TASK: Among the lines of the records, please find those that contain the word "listings" and copy them.

-- SUPPLIED INFORMATION follows --

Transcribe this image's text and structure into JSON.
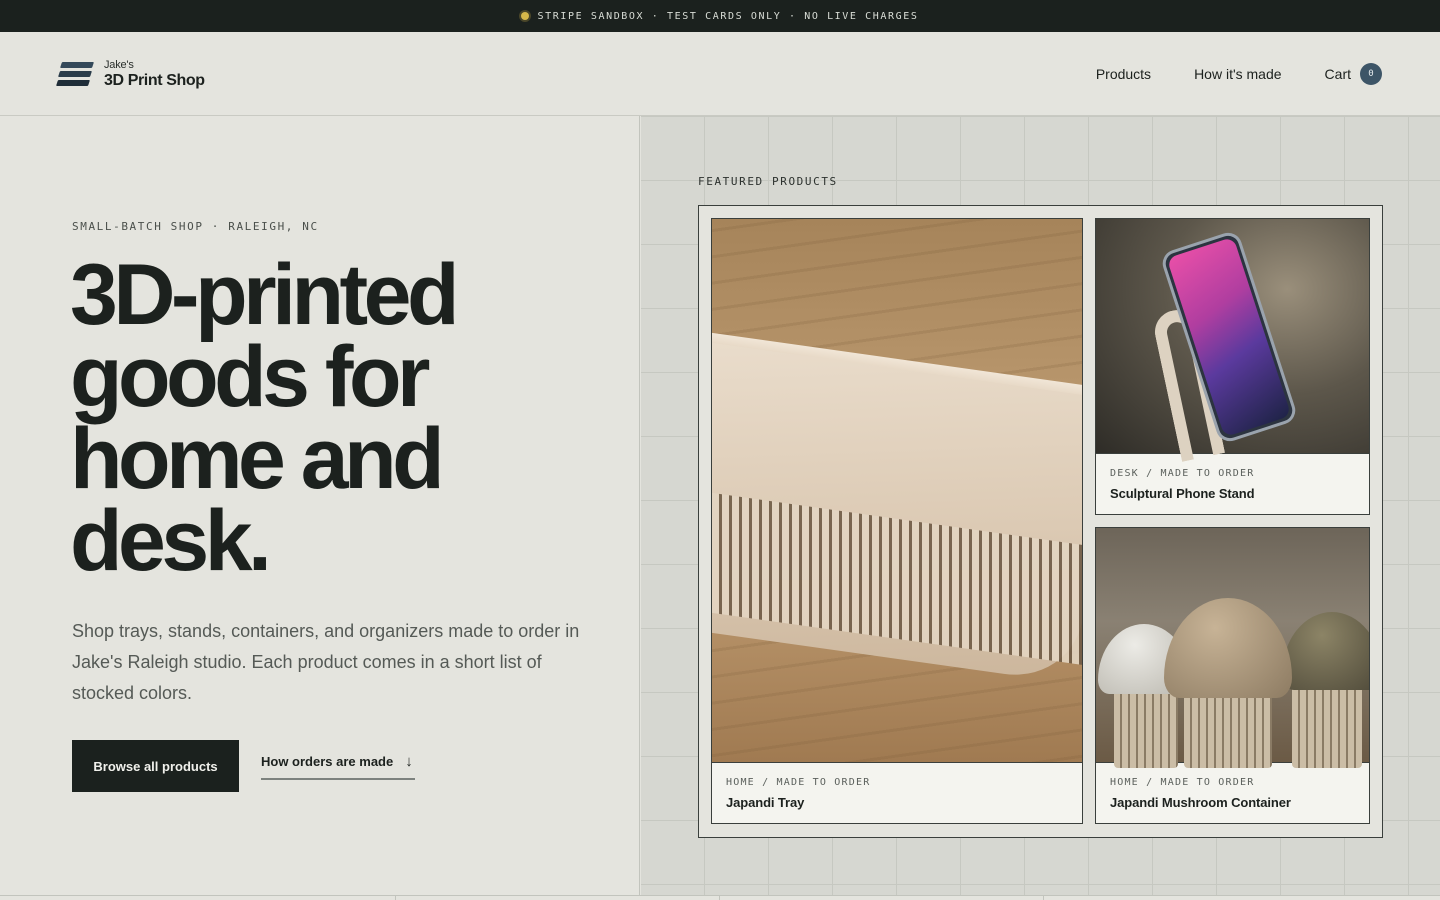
{
  "banner": {
    "text": "STRIPE SANDBOX · TEST CARDS ONLY · NO LIVE CHARGES",
    "dot_color": "#d6b84a"
  },
  "header": {
    "logo_small": "Jake's",
    "logo_big": "3D Print Shop",
    "nav": [
      {
        "label": "Products"
      },
      {
        "label": "How it's made"
      }
    ],
    "cart": {
      "label": "Cart",
      "count": "0"
    }
  },
  "hero": {
    "eyebrow": "SMALL-BATCH SHOP · RALEIGH, NC",
    "headline": "3D-printed goods for home and desk.",
    "lede": "Shop trays, stands, containers, and organizers made to order in Jake's Raleigh studio. Each product comes in a short list of stocked colors.",
    "primary_cta": "Browse all products",
    "secondary_cta": "How orders are made"
  },
  "featured": {
    "label": "FEATURED PRODUCTS",
    "products": [
      {
        "category": "HOME / MADE TO ORDER",
        "name": "Japandi Tray"
      },
      {
        "category": "DESK / MADE TO ORDER",
        "name": "Sculptural Phone Stand"
      },
      {
        "category": "HOME / MADE TO ORDER",
        "name": "Japandi Mushroom Container"
      }
    ]
  },
  "colors": {
    "accent": "#1b211e",
    "cart_badge": "#3d5567",
    "background": "#e4e4de"
  }
}
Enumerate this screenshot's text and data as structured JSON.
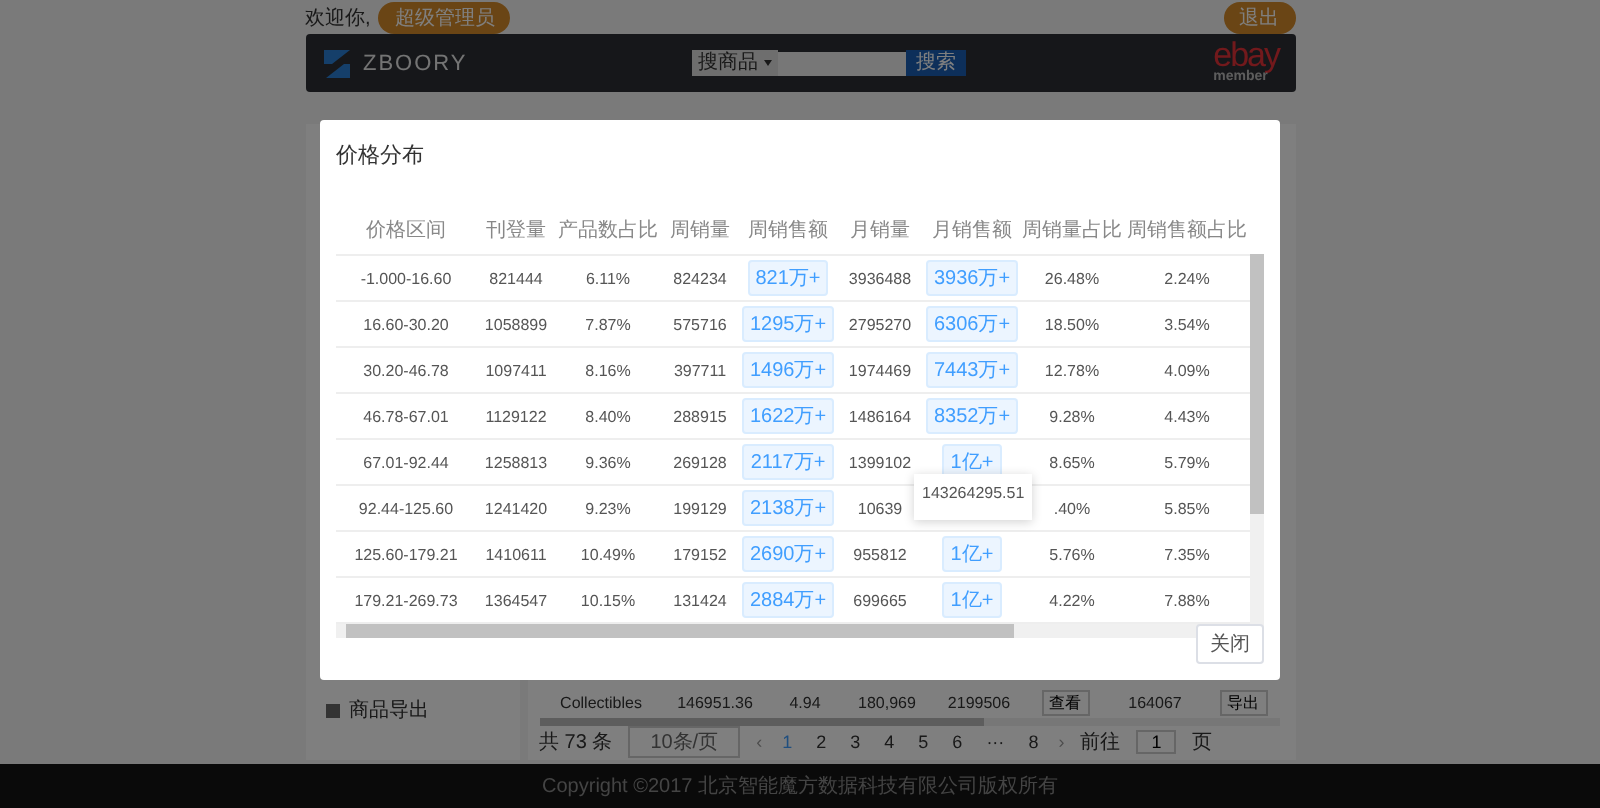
{
  "top_bar": {
    "greeting": "欢迎你,",
    "user_button": "超级管理员",
    "logout_button": "退出"
  },
  "banner": {
    "logo_text": "ZBOORY",
    "search_select": "搜商品",
    "search_button": "搜索",
    "ebay_logo": "ebay",
    "ebay_caption": "member"
  },
  "sidebar": {
    "items": [
      {
        "label": "商品导出"
      }
    ]
  },
  "main_table": {
    "rows": [
      {
        "cells": [
          "Collectibles",
          "146951.36",
          "4.94",
          "180,969",
          "2199506",
          "查看",
          "164067",
          "导出"
        ]
      }
    ]
  },
  "pagination": {
    "total": "共 73 条",
    "page_size": "10条/页",
    "pages": [
      {
        "label": "1",
        "selected": true
      },
      {
        "label": "2",
        "selected": false
      },
      {
        "label": "3",
        "selected": false
      },
      {
        "label": "4",
        "selected": false
      },
      {
        "label": "5",
        "selected": false
      },
      {
        "label": "6",
        "selected": false
      },
      {
        "label": "···",
        "selected": false
      },
      {
        "label": "8",
        "selected": false
      }
    ],
    "prev_icon": "‹",
    "next_icon": "›",
    "goto_label": "前往",
    "goto_value": "1",
    "page_unit": "页"
  },
  "footer": {
    "copyright": "Copyright ©2017 北京智能魔方数据科技有限公司版权所有"
  },
  "dialog": {
    "title": "价格分布",
    "columns": [
      "价格区间",
      "刊登量",
      "产品数占比",
      "周销量",
      "周销售额",
      "月销量",
      "月销售额",
      "周销量占比",
      "周销售额占比"
    ],
    "rows": [
      {
        "range": "-1.000-16.60",
        "listings": "821444",
        "share": "6.11%",
        "weekly_qty": "824234",
        "weekly_sales": "821万+",
        "monthly_qty": "3936488",
        "monthly_sales": "3936万+",
        "weekly_qty_share": "26.48%",
        "weekly_sales_share": "2.24%"
      },
      {
        "range": "16.60-30.20",
        "listings": "1058899",
        "share": "7.87%",
        "weekly_qty": "575716",
        "weekly_sales": "1295万+",
        "monthly_qty": "2795270",
        "monthly_sales": "6306万+",
        "weekly_qty_share": "18.50%",
        "weekly_sales_share": "3.54%"
      },
      {
        "range": "30.20-46.78",
        "listings": "1097411",
        "share": "8.16%",
        "weekly_qty": "397711",
        "weekly_sales": "1496万+",
        "monthly_qty": "1974469",
        "monthly_sales": "7443万+",
        "weekly_qty_share": "12.78%",
        "weekly_sales_share": "4.09%"
      },
      {
        "range": "46.78-67.01",
        "listings": "1129122",
        "share": "8.40%",
        "weekly_qty": "288915",
        "weekly_sales": "1622万+",
        "monthly_qty": "1486164",
        "monthly_sales": "8352万+",
        "weekly_qty_share": "9.28%",
        "weekly_sales_share": "4.43%"
      },
      {
        "range": "67.01-92.44",
        "listings": "1258813",
        "share": "9.36%",
        "weekly_qty": "269128",
        "weekly_sales": "2117万+",
        "monthly_qty": "1399102",
        "monthly_sales": "1亿+",
        "weekly_qty_share": "8.65%",
        "weekly_sales_share": "5.79%"
      },
      {
        "range": "92.44-125.60",
        "listings": "1241420",
        "share": "9.23%",
        "weekly_qty": "199129",
        "weekly_sales": "2138万+",
        "monthly_qty": "10639",
        "weekly_qty_share": ".40%",
        "weekly_sales_share": "5.85%",
        "tooltip": "143264295.51"
      },
      {
        "range": "125.60-179.21",
        "listings": "1410611",
        "share": "10.49%",
        "weekly_qty": "179152",
        "weekly_sales": "2690万+",
        "monthly_qty": "955812",
        "monthly_sales": "1亿+",
        "weekly_qty_share": "5.76%",
        "weekly_sales_share": "7.35%"
      },
      {
        "range": "179.21-269.73",
        "listings": "1364547",
        "share": "10.15%",
        "weekly_qty": "131424",
        "weekly_sales": "2884万+",
        "monthly_qty": "699665",
        "monthly_sales": "1亿+",
        "weekly_qty_share": "4.22%",
        "weekly_sales_share": "7.88%"
      }
    ],
    "close_button": "关闭"
  }
}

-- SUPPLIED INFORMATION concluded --

ANSWER FOR THE TASK:
        "listings": "821444",
        "listings": "1058899",
        "listings": "1097411",
        "listings": "1129122",
        "listings": "1258813",
        "listings": "1241420",
        "listings": "1410611",
        "listings": "1364547",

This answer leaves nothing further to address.